### Required action
Images are to be skipped; everything else in the records must be repeated exactly.

### Exercise data
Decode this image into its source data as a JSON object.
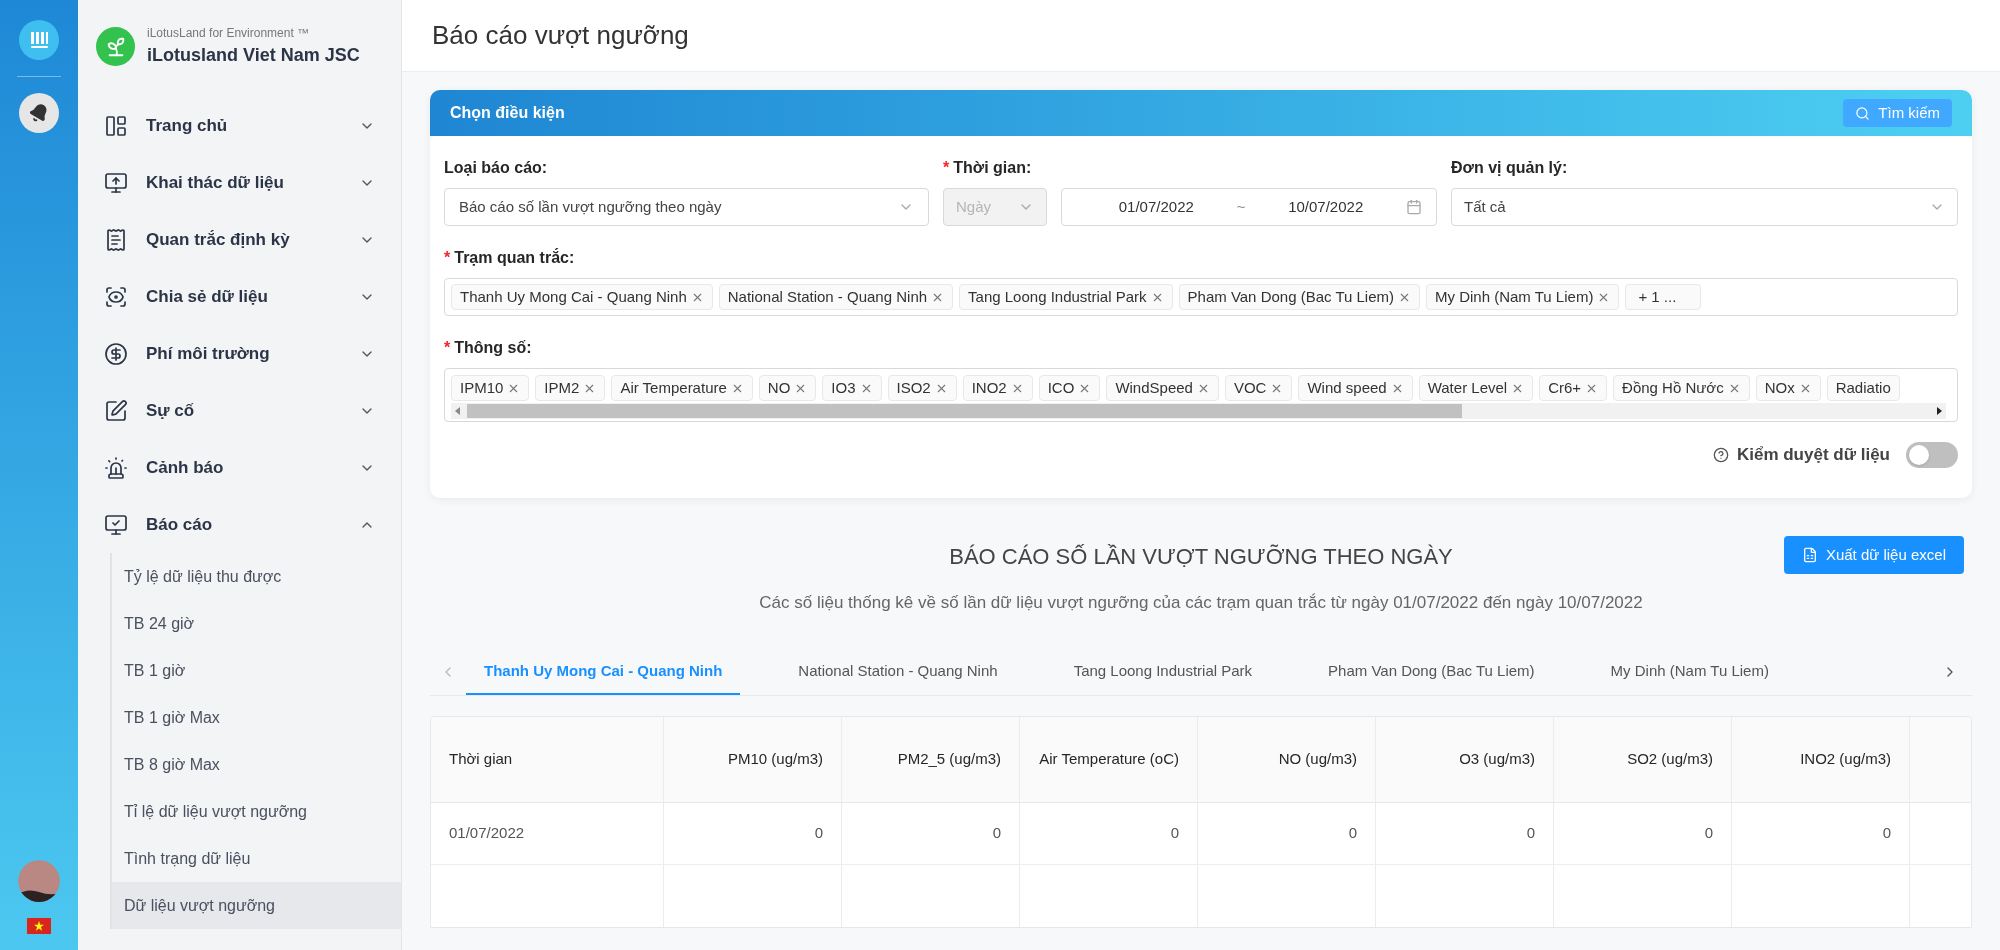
{
  "brand": {
    "tagline": "iLotusLand for Environment ™",
    "name": "iLotusland Viet Nam JSC"
  },
  "sidebar": {
    "items": [
      {
        "label": "Trang chủ",
        "expanded": false
      },
      {
        "label": "Khai thác dữ liệu",
        "expanded": false
      },
      {
        "label": "Quan trắc định kỳ",
        "expanded": false
      },
      {
        "label": "Chia sẻ dữ liệu",
        "expanded": false
      },
      {
        "label": "Phí môi trường",
        "expanded": false
      },
      {
        "label": "Sự cố",
        "expanded": false
      },
      {
        "label": "Cảnh báo",
        "expanded": false
      },
      {
        "label": "Báo cáo",
        "expanded": true,
        "children": [
          {
            "label": "Tỷ lệ dữ liệu thu được",
            "selected": false
          },
          {
            "label": "TB 24 giờ",
            "selected": false
          },
          {
            "label": "TB 1 giờ",
            "selected": false
          },
          {
            "label": "TB 1 giờ Max",
            "selected": false
          },
          {
            "label": "TB 8 giờ Max",
            "selected": false
          },
          {
            "label": "Tỉ lệ dữ liệu vượt ngưỡng",
            "selected": false
          },
          {
            "label": "Tình trạng dữ liệu",
            "selected": false
          },
          {
            "label": "Dữ liệu vượt ngưỡng",
            "selected": true
          }
        ]
      }
    ]
  },
  "page_title": "Báo cáo vượt ngưỡng",
  "filter": {
    "title": "Chọn điều kiện",
    "search_button": "Tìm kiếm",
    "report_type": {
      "label": "Loại báo cáo:",
      "value": "Báo cáo số lần vượt ngưỡng theo ngày"
    },
    "time": {
      "required_mark": "*",
      "label": "Thời gian:",
      "period": "Ngày",
      "period_disabled": true,
      "from": "01/07/2022",
      "separator": "~",
      "to": "10/07/2022"
    },
    "unit": {
      "label": "Đơn vị quản lý:",
      "value": "Tất cả"
    },
    "stations": {
      "required_mark": "*",
      "label": "Trạm quan trắc:",
      "tags": [
        "Thanh Uy Mong Cai - Quang Ninh",
        "National Station - Quang Ninh",
        "Tang Loong Industrial Park",
        "Pham Van Dong (Bac Tu Liem)",
        "My Dinh (Nam Tu Liem)"
      ],
      "more": "+ 1 ..."
    },
    "parameters": {
      "required_mark": "*",
      "label": "Thông số:",
      "tags": [
        "IPM10",
        "IPM2",
        "Air Temperature",
        "NO",
        "IO3",
        "ISO2",
        "INO2",
        "ICO",
        "WindSpeed",
        "VOC",
        "Wind speed",
        "Water Level",
        "Cr6+",
        "Đồng Hồ Nước",
        "NOx"
      ],
      "cut_tag": "Radiatio"
    },
    "moderation": {
      "label": "Kiểm duyệt dữ liệu",
      "on": false
    }
  },
  "report": {
    "title": "BÁO CÁO SỐ LẦN VƯỢT NGƯỠNG THEO NGÀY",
    "export_button": "Xuất dữ liệu excel",
    "subtitle": "Các số liệu thống kê về số lần dữ liệu vượt ngưỡng của các trạm quan trắc từ ngày 01/07/2022 đến ngày 10/07/2022",
    "tabs": [
      {
        "label": "Thanh Uy Mong Cai - Quang Ninh",
        "selected": true
      },
      {
        "label": "National Station - Quang Ninh",
        "selected": false
      },
      {
        "label": "Tang Loong Industrial Park",
        "selected": false
      },
      {
        "label": "Pham Van Dong (Bac Tu Liem)",
        "selected": false
      },
      {
        "label": "My Dinh (Nam Tu Liem)",
        "selected": false
      }
    ],
    "table": {
      "columns": [
        "Thời gian",
        "PM10 (ug/m3)",
        "PM2_5 (ug/m3)",
        "Air Temperature (oC)",
        "NO (ug/m3)",
        "O3 (ug/m3)",
        "SO2 (ug/m3)",
        "INO2 (ug/m3)"
      ],
      "rows": [
        [
          "01/07/2022",
          "0",
          "0",
          "0",
          "0",
          "0",
          "0",
          "0"
        ]
      ]
    }
  }
}
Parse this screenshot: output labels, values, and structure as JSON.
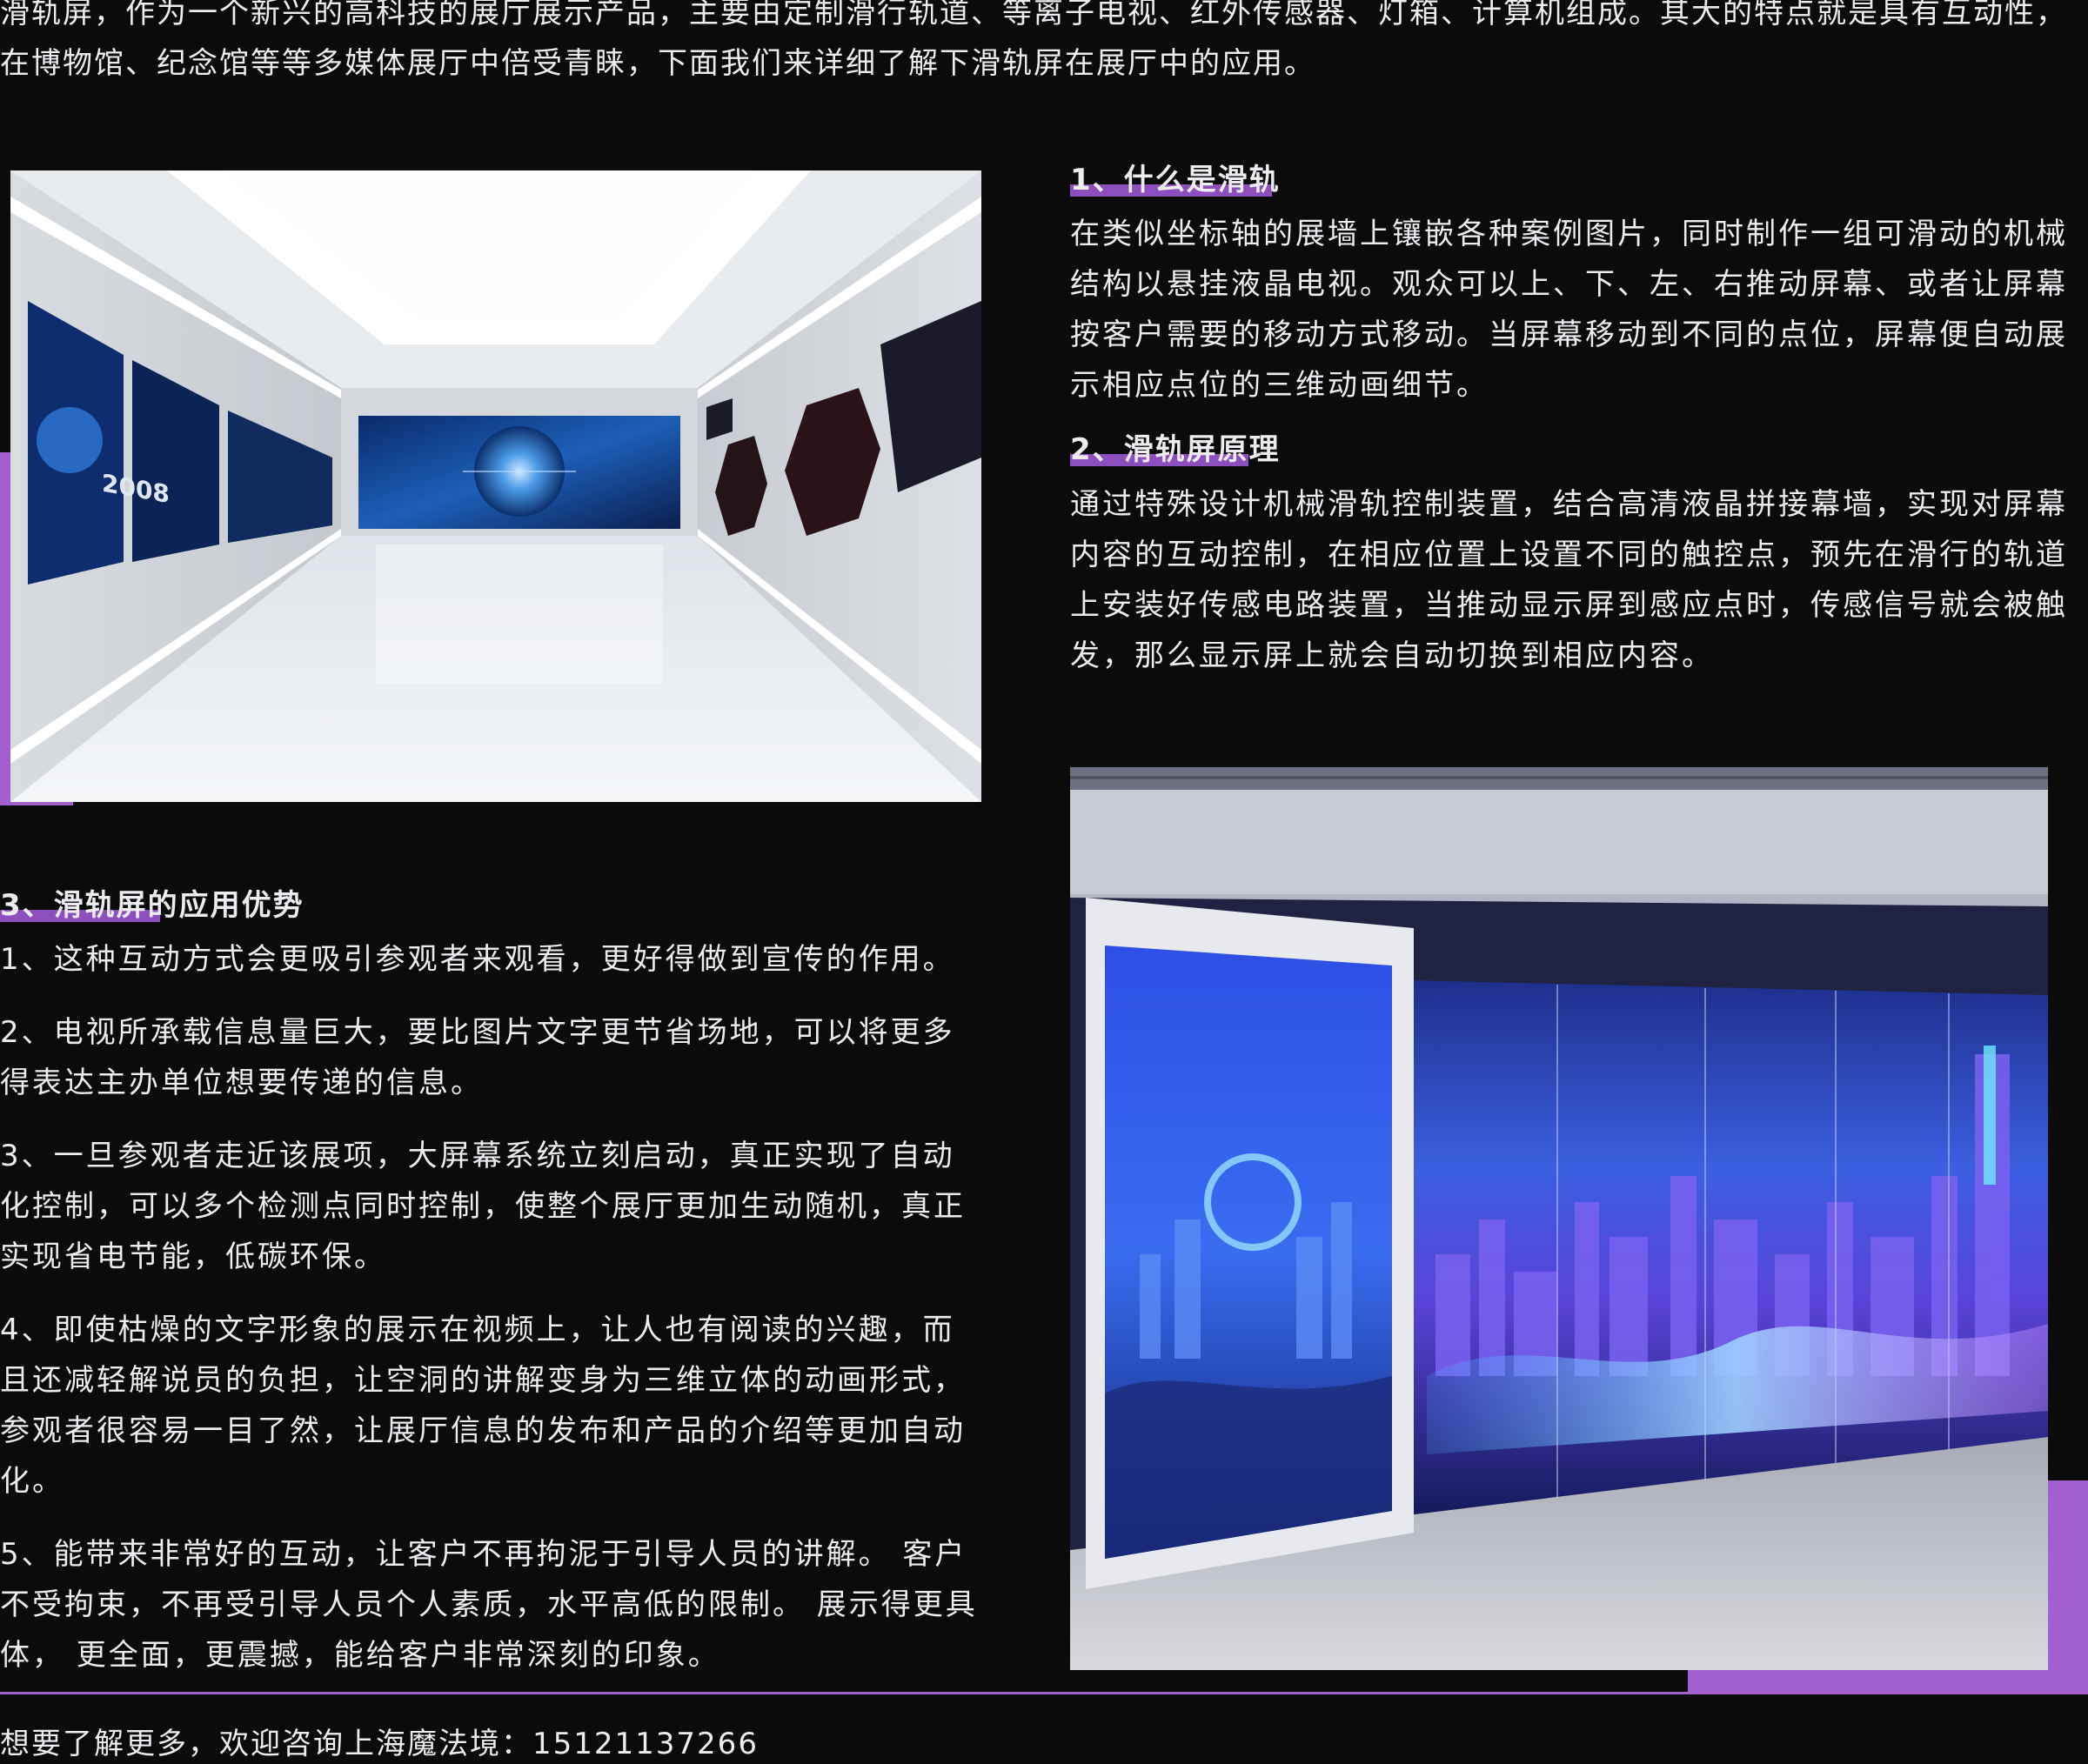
{
  "intro": "滑轨屏，作为一个新兴的高科技的展厅展示产品，主要由定制滑行轨道、等离子电视、红外传感器、灯箱、计算机组成。其大的特点就是具有互动性，在博物馆、纪念馆等等多媒体展厅中倍受青睐，下面我们来详细了解下滑轨屏在展厅中的应用。",
  "sections": {
    "what": {
      "title": "1、什么是滑轨",
      "text": "在类似坐标轴的展墙上镶嵌各种案例图片，同时制作一组可滑动的机械结构以悬挂液晶电视。观众可以上、下、左、右推动屏幕、或者让屏幕按客户需要的移动方式移动。当屏幕移动到不同的点位，屏幕便自动展示相应点位的三维动画细节。"
    },
    "principle": {
      "title": "2、滑轨屏原理",
      "text": "通过特殊设计机械滑轨控制装置，结合高清液晶拼接幕墙，实现对屏幕内容的互动控制，在相应位置上设置不同的触控点，预先在滑行的轨道上安装好传感电路装置，当推动显示屏到感应点时，传感信号就会被触发，那么显示屏上就会自动切换到相应内容。"
    },
    "advantages": {
      "title": "3、滑轨屏的应用优势",
      "items": [
        "1、这种互动方式会更吸引参观者来观看，更好得做到宣传的作用。",
        "2、电视所承载信息量巨大，要比图片文字更节省场地，可以将更多得表达主办单位想要传递的信息。",
        "3、一旦参观者走近该展项，大屏幕系统立刻启动，真正实现了自动化控制，可以多个检测点同时控制，使整个展厅更加生动随机，真正实现省电节能，低碳环保。",
        "4、即使枯燥的文字形象的展示在视频上，让人也有阅读的兴趣，而且还减轻解说员的负担，让空洞的讲解变身为三维立体的动画形式，参观者很容易一目了然，让展厅信息的发布和产品的介绍等更加自动化。",
        "5、能带来非常好的互动，让客户不再拘泥于引导人员的讲解。  客户不受拘束，不再受引导人员个人素质，水平高低的限制。  展示得更具体，  更全面，更震撼，能给客户非常深刻的印象。"
      ]
    }
  },
  "footer": "想要了解更多，欢迎咨询上海魔法境：15121137266",
  "colors": {
    "background": "#0b0b0c",
    "text": "#ececf1",
    "accent": "#a25fce"
  }
}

### Answer to this task
Decode this image into its source data as a JSON object.
{
  "brand": {
    "tagline": "iLotusLand for Environment ™",
    "name": "iLotusland Viet Nam JSC"
  },
  "sidebar": {
    "items": [
      {
        "label": "Trang chủ",
        "expanded": false
      },
      {
        "label": "Khai thác dữ liệu",
        "expanded": false
      },
      {
        "label": "Quan trắc định kỳ",
        "expanded": false
      },
      {
        "label": "Chia sẻ dữ liệu",
        "expanded": false
      },
      {
        "label": "Phí môi trường",
        "expanded": false
      },
      {
        "label": "Sự cố",
        "expanded": false
      },
      {
        "label": "Cảnh báo",
        "expanded": false
      },
      {
        "label": "Báo cáo",
        "expanded": true,
        "children": [
          {
            "label": "Tỷ lệ dữ liệu thu được",
            "selected": false
          },
          {
            "label": "TB 24 giờ",
            "selected": false
          },
          {
            "label": "TB 1 giờ",
            "selected": false
          },
          {
            "label": "TB 1 giờ Max",
            "selected": false
          },
          {
            "label": "TB 8 giờ Max",
            "selected": false
          },
          {
            "label": "Tỉ lệ dữ liệu vượt ngưỡng",
            "selected": false
          },
          {
            "label": "Tình trạng dữ liệu",
            "selected": false
          },
          {
            "label": "Dữ liệu vượt ngưỡng",
            "selected": true
          }
        ]
      }
    ]
  },
  "page_title": "Báo cáo vượt ngưỡng",
  "filter": {
    "title": "Chọn điều kiện",
    "search_button": "Tìm kiếm",
    "report_type": {
      "label": "Loại báo cáo:",
      "value": "Báo cáo số lần vượt ngưỡng theo ngày"
    },
    "time": {
      "required_mark": "*",
      "label": "Thời gian:",
      "period": "Ngày",
      "period_disabled": true,
      "from": "01/07/2022",
      "separator": "~",
      "to": "10/07/2022"
    },
    "unit": {
      "label": "Đơn vị quản lý:",
      "value": "Tất cả"
    },
    "stations": {
      "required_mark": "*",
      "label": "Trạm quan trắc:",
      "tags": [
        "Thanh Uy Mong Cai - Quang Ninh",
        "National Station - Quang Ninh",
        "Tang Loong Industrial Park",
        "Pham Van Dong (Bac Tu Liem)",
        "My Dinh (Nam Tu Liem)"
      ],
      "more": "+ 1 ..."
    },
    "parameters": {
      "required_mark": "*",
      "label": "Thông số:",
      "tags": [
        "IPM10",
        "IPM2",
        "Air Temperature",
        "NO",
        "IO3",
        "ISO2",
        "INO2",
        "ICO",
        "WindSpeed",
        "VOC",
        "Wind speed",
        "Water Level",
        "Cr6+",
        "Đồng Hồ Nước",
        "NOx"
      ],
      "cut_tag": "Radiatio"
    },
    "moderation": {
      "label": "Kiểm duyệt dữ liệu",
      "on": false
    }
  },
  "report": {
    "title": "BÁO CÁO SỐ LẦN VƯỢT NGƯỠNG THEO NGÀY",
    "export_button": "Xuất dữ liệu excel",
    "subtitle": "Các số liệu thống kê về số lần dữ liệu vượt ngưỡng của các trạm quan trắc từ ngày 01/07/2022 đến ngày 10/07/2022",
    "tabs": [
      {
        "label": "Thanh Uy Mong Cai - Quang Ninh",
        "selected": true
      },
      {
        "label": "National Station - Quang Ninh",
        "selected": false
      },
      {
        "label": "Tang Loong Industrial Park",
        "selected": false
      },
      {
        "label": "Pham Van Dong (Bac Tu Liem)",
        "selected": false
      },
      {
        "label": "My Dinh (Nam Tu Liem)",
        "selected": false
      }
    ],
    "table": {
      "columns": [
        "Thời gian",
        "PM10 (ug/m3)",
        "PM2_5 (ug/m3)",
        "Air Temperature (oC)",
        "NO (ug/m3)",
        "O3 (ug/m3)",
        "SO2 (ug/m3)",
        "INO2 (ug/m3)"
      ],
      "rows": [
        [
          "01/07/2022",
          "0",
          "0",
          "0",
          "0",
          "0",
          "0",
          "0"
        ]
      ]
    }
  }
}
Parse this screenshot: output labels, values, and structure as JSON.
{
  "intro": "滑轨屏，作为一个新兴的高科技的展厅展示产品，主要由定制滑行轨道、等离子电视、红外传感器、灯箱、计算机组成。其大的特点就是具有互动性，在博物馆、纪念馆等等多媒体展厅中倍受青睐，下面我们来详细了解下滑轨屏在展厅中的应用。",
  "sections": {
    "what": {
      "title": "1、什么是滑轨",
      "text": "在类似坐标轴的展墙上镶嵌各种案例图片，同时制作一组可滑动的机械结构以悬挂液晶电视。观众可以上、下、左、右推动屏幕、或者让屏幕按客户需要的移动方式移动。当屏幕移动到不同的点位，屏幕便自动展示相应点位的三维动画细节。"
    },
    "principle": {
      "title": "2、滑轨屏原理",
      "text": "通过特殊设计机械滑轨控制装置，结合高清液晶拼接幕墙，实现对屏幕内容的互动控制，在相应位置上设置不同的触控点，预先在滑行的轨道上安装好传感电路装置，当推动显示屏到感应点时，传感信号就会被触发，那么显示屏上就会自动切换到相应内容。"
    },
    "advantages": {
      "title": "3、滑轨屏的应用优势",
      "items": [
        "1、这种互动方式会更吸引参观者来观看，更好得做到宣传的作用。",
        "2、电视所承载信息量巨大，要比图片文字更节省场地，可以将更多得表达主办单位想要传递的信息。",
        "3、一旦参观者走近该展项，大屏幕系统立刻启动，真正实现了自动化控制，可以多个检测点同时控制，使整个展厅更加生动随机，真正实现省电节能，低碳环保。",
        "4、即使枯燥的文字形象的展示在视频上，让人也有阅读的兴趣，而且还减轻解说员的负担，让空洞的讲解变身为三维立体的动画形式，参观者很容易一目了然，让展厅信息的发布和产品的介绍等更加自动化。",
        "5、能带来非常好的互动，让客户不再拘泥于引导人员的讲解。  客户不受拘束，不再受引导人员个人素质，水平高低的限制。  展示得更具体，  更全面，更震撼，能给客户非常深刻的印象。"
      ]
    }
  },
  "footer": "想要了解更多，欢迎咨询上海魔法境：15121137266",
  "colors": {
    "background": "#0b0b0c",
    "text": "#ececf1",
    "accent": "#a25fce"
  }
}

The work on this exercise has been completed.